ABOUT THIS TASK:
Pull every line of the entries that has the word "square".

DATA FOR THIS TASK:
--- --- ---
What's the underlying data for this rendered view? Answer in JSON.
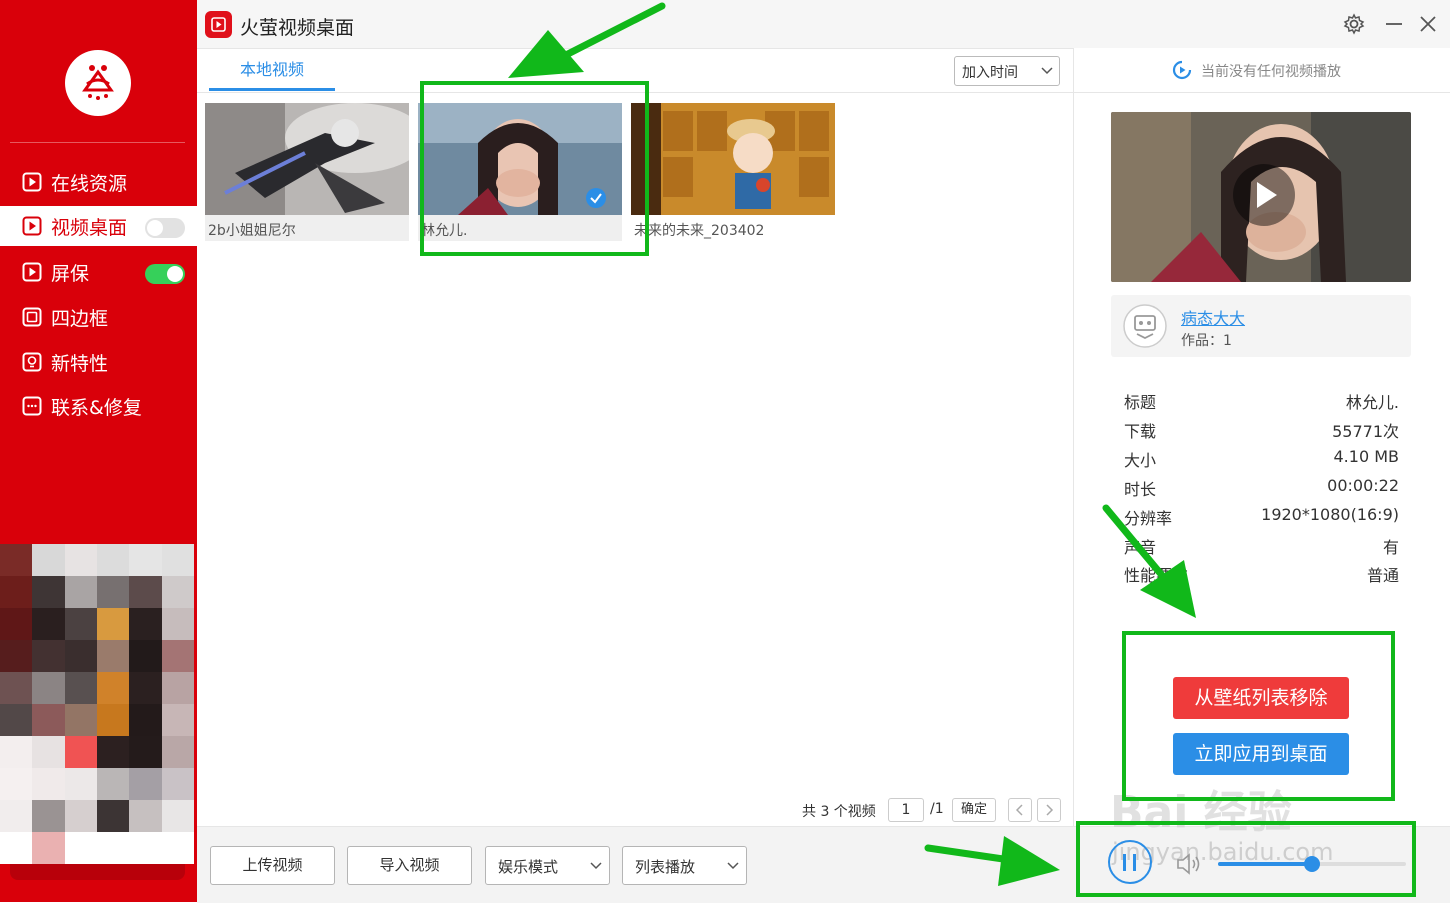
{
  "app": {
    "title": "火萤视频桌面"
  },
  "sidebar": {
    "items": [
      {
        "label": "在线资源",
        "icon": "play-square-icon"
      },
      {
        "label": "视频桌面",
        "icon": "play-square-icon",
        "active": true,
        "toggle": "off"
      },
      {
        "label": "屏保",
        "icon": "play-square-icon",
        "toggle": "on"
      },
      {
        "label": "四边框",
        "icon": "square-icon"
      },
      {
        "label": "新特性",
        "icon": "lightbulb-icon"
      },
      {
        "label": "联系&修复",
        "icon": "chat-icon"
      }
    ]
  },
  "tabs": {
    "local": "本地视频"
  },
  "sort": {
    "value": "加入时间"
  },
  "videos": [
    {
      "label": "2b小姐姐尼尔",
      "selected": false
    },
    {
      "label": "林允儿.",
      "selected": true
    },
    {
      "label": "未来的未来_203402",
      "selected": false
    }
  ],
  "pager": {
    "total": "共 3 个视频",
    "page": "1",
    "of": "/1",
    "confirm": "确定"
  },
  "bottom": {
    "upload": "上传视频",
    "import": "导入视频",
    "mode": "娱乐模式",
    "playback": "列表播放"
  },
  "right": {
    "status": "当前没有任何视频播放",
    "author": {
      "name": "病态大大",
      "works": "作品：1"
    },
    "info": [
      {
        "key": "标题",
        "value": "林允儿."
      },
      {
        "key": "下载",
        "value": "55771次"
      },
      {
        "key": "大小",
        "value": "4.10 MB"
      },
      {
        "key": "时长",
        "value": "00:00:22"
      },
      {
        "key": "分辨率",
        "value": "1920*1080(16:9)"
      },
      {
        "key": "声音",
        "value": "有"
      },
      {
        "key": "性能要求",
        "value": "普通"
      }
    ],
    "remove_button": "从壁纸列表移除",
    "apply_button": "立即应用到桌面"
  },
  "player": {
    "volume": 0.5
  },
  "watermark": {
    "main": "Bai 经验",
    "url": "jingyan.baidu.com"
  },
  "colors": {
    "brand_red": "#d9000a",
    "accent_blue": "#2b8ee6",
    "remove_red": "#ef3b3b",
    "toggle_green": "#36d05a",
    "highlight_green": "#11b81a"
  }
}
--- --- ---
TASK SOLUTION:
        "icon": "play-square-icon"
        "icon": "play-square-icon",
        "icon": "play-square-icon",
        "icon": "square-icon"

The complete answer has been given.